Provided with sensors and cameras that allow them to “perceive” their surroundings, AMRs make real-time decisions as they move through hospitals, clinics, and other healthcare facilities. Aside from built-in maps and onboard sensors, they communicate with elevators, automatic doors, or alarms by using Wi-Fi.
These robots are tackling tasks such as restocking, taking the trash out, or disinfecting surfaces (such as the already widely used UV Light Disinfection Robot). Other robots reduce physical strain by helping with heavy lifting tasks such as moving beds or even patients.
One of their most important benefits is that they can make the workspace safer for professionals, by taking on risky tasks such as transporting supplies and linens that could have been exposed to pathogens and delivering medications, laboratory specimens, or other sensitive materials.
The Future of Healthcare: Humans, Robots, and AI Collaborating Together
Though we have listed those we consider the most important examples of AI and robotics being used in healthcare today, the cases above are far from exhausting the spectrum of what these technologies combined can offer the healthcare industry.
Some other cases of the expanding uses of AI and robotics in healthcare:
- Leveraging their ability to process enormous amounts of data to deliver a more accurate diagnosis.
- Providing care and support to elderly patients (helping them remember when to take medication or offering emotional support).
- Lend a hand to nurses so that they can gain focus on the more emotional, human aspects of patient care by assisting them with simple yet vital tasks such as taking blood and recording temperature.

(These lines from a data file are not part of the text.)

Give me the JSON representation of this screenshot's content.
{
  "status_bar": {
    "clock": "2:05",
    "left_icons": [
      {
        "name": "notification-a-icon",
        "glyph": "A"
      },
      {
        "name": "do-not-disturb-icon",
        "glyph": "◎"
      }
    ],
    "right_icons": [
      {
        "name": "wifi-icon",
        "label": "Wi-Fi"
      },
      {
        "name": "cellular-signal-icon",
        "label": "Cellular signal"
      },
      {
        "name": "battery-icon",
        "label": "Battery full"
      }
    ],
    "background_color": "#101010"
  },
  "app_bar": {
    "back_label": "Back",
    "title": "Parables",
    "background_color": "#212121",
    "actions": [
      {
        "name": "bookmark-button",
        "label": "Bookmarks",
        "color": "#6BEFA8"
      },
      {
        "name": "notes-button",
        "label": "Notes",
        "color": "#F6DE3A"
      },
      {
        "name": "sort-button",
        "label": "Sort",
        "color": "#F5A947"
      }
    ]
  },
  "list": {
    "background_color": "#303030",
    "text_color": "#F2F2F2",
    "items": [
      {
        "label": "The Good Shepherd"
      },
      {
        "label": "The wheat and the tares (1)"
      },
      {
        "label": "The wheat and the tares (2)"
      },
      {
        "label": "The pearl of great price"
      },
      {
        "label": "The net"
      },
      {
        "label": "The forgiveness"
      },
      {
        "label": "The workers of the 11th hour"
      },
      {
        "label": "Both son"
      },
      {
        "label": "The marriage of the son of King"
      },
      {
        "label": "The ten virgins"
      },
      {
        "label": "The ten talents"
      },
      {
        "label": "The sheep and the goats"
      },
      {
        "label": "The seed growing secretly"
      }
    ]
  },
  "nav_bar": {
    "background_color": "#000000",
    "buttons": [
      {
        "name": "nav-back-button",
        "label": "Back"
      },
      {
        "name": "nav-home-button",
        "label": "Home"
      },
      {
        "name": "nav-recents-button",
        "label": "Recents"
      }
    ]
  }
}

- Allowing for remote treatment.
Of course, and specialists tend to agree on this, none of this means that we should expect a future dominated by robot doctors. As the examples we have explored above show, the role of AI robots in healthcare is to assist human doctors rather than replace them. Humans, artificial intelligence, and robots working together can create a better future for healthcare.